Choir boosts your immune system

It turns out choir practice may have even more health benefits than we first thought! In a fascinating study, it seems regular choir practice might even help boost the immune system of immunocompromised cancer patients.

Not only were there measurable reductions in stress hormones but patients involved in choir activities saw an increase in immune-related proteins and a reduction in inflammation-related proteins. This was measured directly after the singing session when the results were assumed to be strongest.

Conventional cancer treatments lower the patient’s normal immune system so to see a possible solution to this particular problem is interesting, to say the least. “We’ve long heard anecdotal evidence that singing in a choir makes people feel good, but this is the first time it’s been demonstrated that the immune system can be affected by singing. It’s really exciting and could enhance the way we support people with cancer in the future” said Dr Ian Lewis, Director of Research and Policy at Tenovus Cancer Care, the organisation behind the study, which partnered with the Royal College of Music.

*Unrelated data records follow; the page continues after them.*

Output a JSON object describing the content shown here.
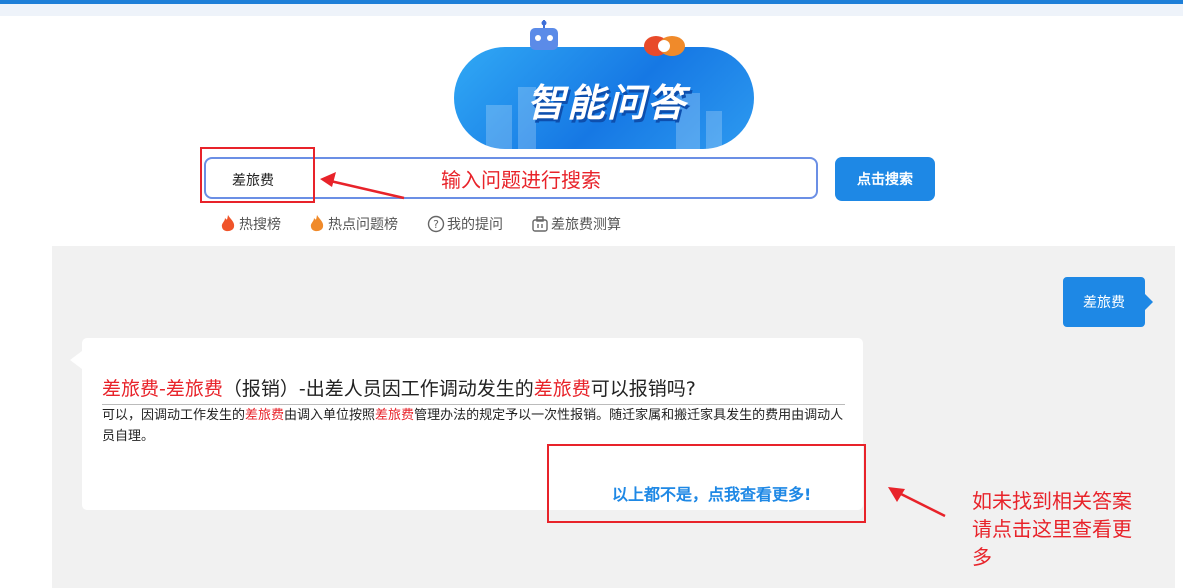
{
  "banner": {
    "title": "智能问答"
  },
  "search": {
    "value": "差旅费",
    "button_label": "点击搜索"
  },
  "annotations": {
    "input_hint": "输入问题进行搜索",
    "more_hint": "如未找到相关答案请点击这里查看更多"
  },
  "quick_links": [
    {
      "label": "热搜榜",
      "icon": "flame-icon"
    },
    {
      "label": "热点问题榜",
      "icon": "flame-icon"
    },
    {
      "label": "我的提问",
      "icon": "question-circle-icon"
    },
    {
      "label": "差旅费测算",
      "icon": "briefcase-icon"
    }
  ],
  "chat": {
    "user_message": "差旅费",
    "answer": {
      "title_part1": "差旅费-差旅费",
      "title_part2": "（报销）-出差人员因工作调动发生的",
      "title_part3": "差旅费",
      "title_part4": "可以报销吗?",
      "body_part1": "可以，因调动工作发生的",
      "body_part2": "差旅费",
      "body_part3": "由调入单位按照",
      "body_part4": "差旅费",
      "body_part5": "管理办法的规定予以一次性报销。随迁家属和搬迁家具发生的费用由调动人员自理。"
    },
    "more_link": "以上都不是，点我查看更多!"
  },
  "colors": {
    "accent": "#1e88e5",
    "annotation_red": "#e8232a",
    "panel_bg": "#f1f1f1"
  }
}
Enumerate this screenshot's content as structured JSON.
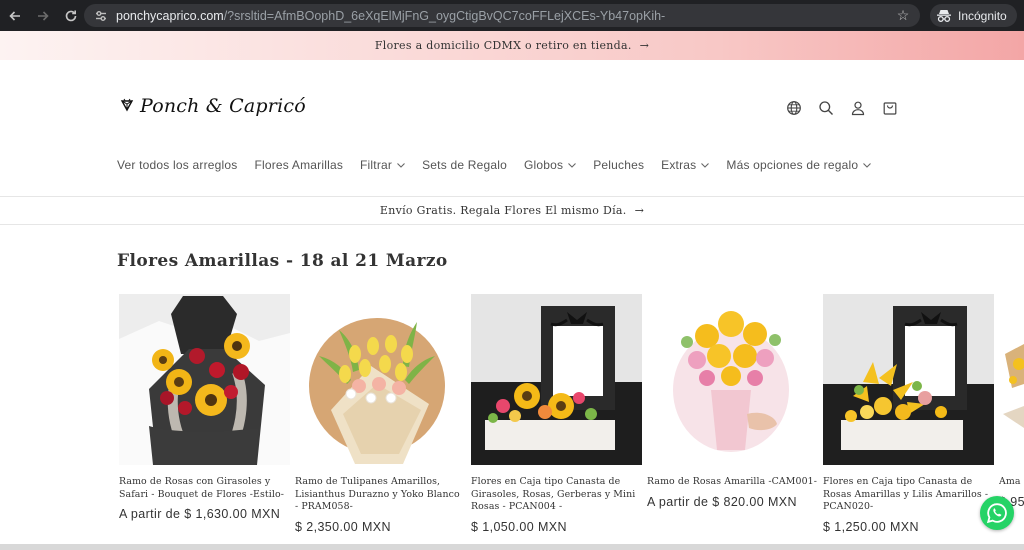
{
  "browser": {
    "url_host": "ponchycaprico.com",
    "url_path": "/?srsltid=AfmBOophD_6eXqElMjFnG_oygCtigBvQC7coFFLejXCEs-Yb47opKih-",
    "incognito_label": "Incógnito"
  },
  "announcement": {
    "text": "Flores a domicilio CDMX o retiro en tienda.",
    "arrow": "→"
  },
  "header": {
    "logo_text": "Ponch & Capricó"
  },
  "menu": {
    "items": [
      {
        "label": "Ver todos los arreglos",
        "dropdown": false
      },
      {
        "label": "Flores Amarillas",
        "dropdown": false
      },
      {
        "label": "Filtrar",
        "dropdown": true
      },
      {
        "label": "Sets de Regalo",
        "dropdown": false
      },
      {
        "label": "Globos",
        "dropdown": true
      },
      {
        "label": "Peluches",
        "dropdown": false
      },
      {
        "label": "Extras",
        "dropdown": true
      },
      {
        "label": "Más opciones de regalo",
        "dropdown": true
      }
    ],
    "chevron": "⌄"
  },
  "promo": {
    "text": "Envío Gratis. Regala Flores El mismo Día.",
    "arrow": "→"
  },
  "collection": {
    "title": "Flores Amarillas - 18 al 21 Marzo",
    "products": [
      {
        "name": "Ramo de Rosas con Girasoles y Safari - Bouquet de Flores -Estilo-",
        "price": "A partir de $ 1,630.00 MXN"
      },
      {
        "name": "Ramo de Tulipanes Amarillos, Lisianthus Durazno y Yoko Blanco - PRAM058-",
        "price": "$ 2,350.00 MXN"
      },
      {
        "name": "Flores en Caja tipo Canasta de Girasoles, Rosas, Gerberas y Mini Rosas - PCAN004 -",
        "price": "$ 1,050.00 MXN"
      },
      {
        "name": "Ramo de Rosas Amarilla -CAM001-",
        "price": "A partir de $ 820.00 MXN"
      },
      {
        "name": "Flores en Caja tipo Canasta de Rosas Amarillas y Lilis Amarillos - PCAN020-",
        "price": "$ 1,250.00 MXN"
      },
      {
        "name": "Ama",
        "price": "$ 95"
      }
    ]
  },
  "colors": {
    "chrome_bg": "#202124",
    "announce_pink": "#f3a6a6",
    "whatsapp_green": "#25d366"
  }
}
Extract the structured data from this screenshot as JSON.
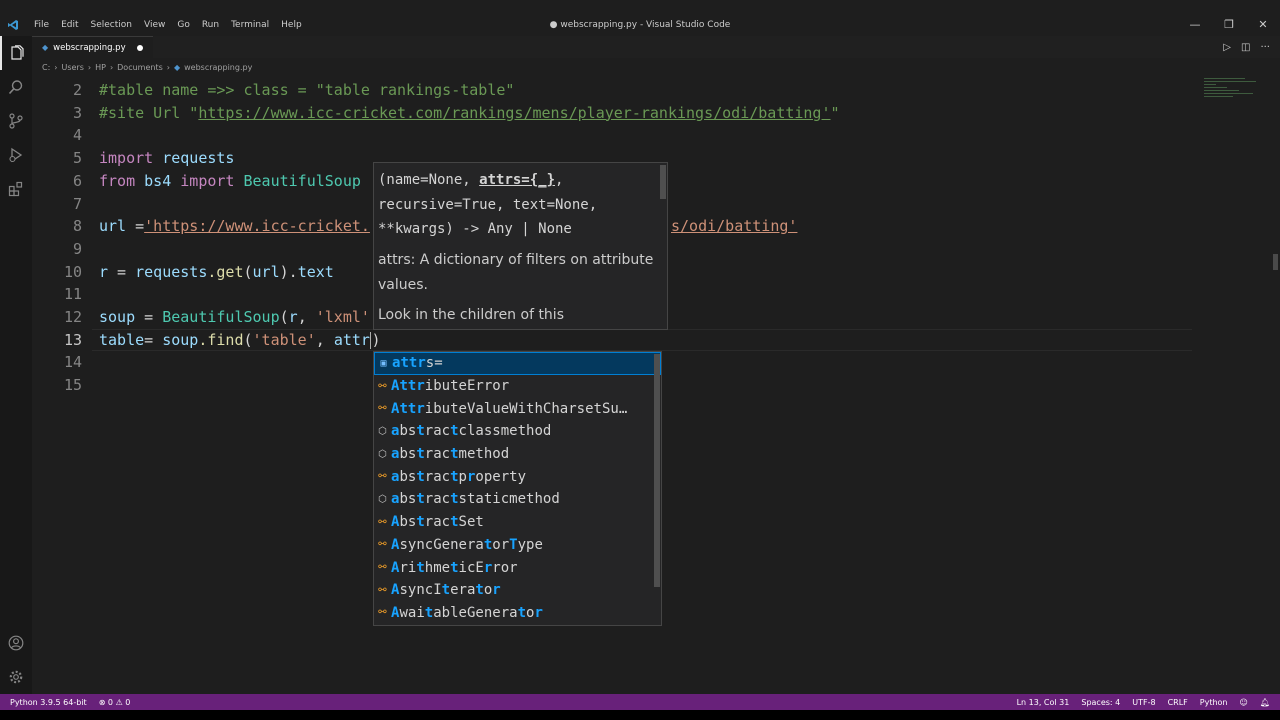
{
  "window": {
    "title": "● webscrapping.py - Visual Studio Code",
    "menu": [
      "File",
      "Edit",
      "Selection",
      "View",
      "Go",
      "Run",
      "Terminal",
      "Help"
    ],
    "controls": [
      "—",
      "❐",
      "✕"
    ]
  },
  "tab": {
    "icon": "python-file-icon",
    "label": "webscrapping.py"
  },
  "breadcrumb": [
    "C:",
    "Users",
    "HP",
    "Documents",
    "webscrapping.py"
  ],
  "editor": {
    "line_numbers": [
      "2",
      "3",
      "4",
      "5",
      "6",
      "7",
      "8",
      "9",
      "10",
      "11",
      "12",
      "13",
      "14",
      "15"
    ],
    "current_line": "13"
  },
  "code": {
    "l2": "#table name =>> class = \"table rankings-table\"",
    "l3_prefix": "#site Url \"",
    "l3_url": "https://www.icc-cricket.com/rankings/mens/player-rankings/odi/batting'",
    "l3_suffix": "\"",
    "l5_kw": "import",
    "l5_rest": " requests",
    "l6_kw1": "from",
    "l6_mod": " bs4 ",
    "l6_kw2": "import",
    "l6_cls": " BeautifulSoup",
    "l8_var": "url",
    "l8_op": " =",
    "l8_str1": "'https://www.icc-cricket.",
    "l8_str2": "s/odi/batting'",
    "l10_var": "r",
    "l10_op": " = ",
    "l10_mod": "requests",
    "l10_fn": ".get",
    "l10_a": "(",
    "l10_arg": "url",
    "l10_b": ").",
    "l10_attr": "text",
    "l12_var": "soup",
    "l12_op": " = ",
    "l12_cls": "BeautifulSoup",
    "l12_a": "(",
    "l12_arg": "r",
    "l12_b": ", ",
    "l12_str": "'lxml'",
    "l13_var": "table",
    "l13_op": "= ",
    "l13_obj": "soup",
    "l13_fn": ".find",
    "l13_a": "(",
    "l13_str": "'table'",
    "l13_b": ", ",
    "l13_typed": "attr",
    "l13_c": ")"
  },
  "signature": {
    "line1a": "(name=None, ",
    "line1b": "attrs={_}",
    "line1c": ",",
    "line2": "recursive=True, text=None,",
    "line3": "**kwargs) -> Any | None",
    "doc1": "attrs: A dictionary of filters on attribute values.",
    "doc2": "Look in the children of this"
  },
  "suggestions": [
    {
      "kind": "variable",
      "icon": "variable-icon",
      "label": "attrs="
    },
    {
      "kind": "class",
      "icon": "class-icon",
      "label": "AttributeError"
    },
    {
      "kind": "class",
      "icon": "class-icon",
      "label": "AttributeValueWithCharsetSu…"
    },
    {
      "kind": "module",
      "icon": "module-icon",
      "label": "abstractclassmethod"
    },
    {
      "kind": "module",
      "icon": "module-icon",
      "label": "abstractmethod"
    },
    {
      "kind": "class",
      "icon": "class-icon",
      "label": "abstractproperty"
    },
    {
      "kind": "module",
      "icon": "module-icon",
      "label": "abstractstaticmethod"
    },
    {
      "kind": "class",
      "icon": "class-icon",
      "label": "AbstractSet"
    },
    {
      "kind": "class",
      "icon": "class-icon",
      "label": "AsyncGeneratorType"
    },
    {
      "kind": "class",
      "icon": "class-icon",
      "label": "ArithmeticError"
    },
    {
      "kind": "class",
      "icon": "class-icon",
      "label": "AsyncIterator"
    },
    {
      "kind": "class",
      "icon": "class-icon",
      "label": "AwaitableGenerator"
    }
  ],
  "status": {
    "interpreter": "Python 3.9.5 64-bit",
    "problems": "⊗ 0 ⚠ 0",
    "position": "Ln 13, Col 31",
    "spaces": "Spaces: 4",
    "encoding": "UTF-8",
    "eol": "CRLF",
    "language": "Python"
  },
  "colors": {
    "status_bar": "#68217a",
    "editor_bg": "#1e1e1e",
    "selection": "#04395e",
    "highlight": "#18a3ff"
  }
}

Depression and anxiety are also very common in cancer sufferers. We’ve discussed the benefits of singing in relation to these mental health difficulties before but the study linked above actually found that the biggest response was actually in those who suffered worse. Incredibly, those who were most depressed or most anxious before singing ended up experiencing the greatest benefit.

Several patients on the study reported a greater degree of physical comfort – “you walk in aching but you could skip out,” one reported. This could be due to the mild euphoria deep breathing can produce, as well as the reduction of psychosomatic pain (pain caused by the mind, often associated with depression)

Though the study was not perfect, there’s a lot of positives to be drawn and exciting discussions to be had about the future of choirs and medicine. The same team behind the study have launched a two-year study to better study their results and address their methodology, which is due to conclude sometime next year. We can’t wait to pick through their updated findings.


D. Fancourt, A. Williamon, L. A. Carvalho, A. Steptoe, R. Dow and I. Lewis 2016, ‘Singing modulates mood, stress, cortisol, cytokine and neuropeptide activity in cancer patients and carers’, eCancer Medical Science

 Tenovus Cancer Care,  2016. Tenovuscancercareorguk. [Online]. [29 November 2018]. Available from:

NHS UK. 2016. [Online]. [29 December 2018]. Available from: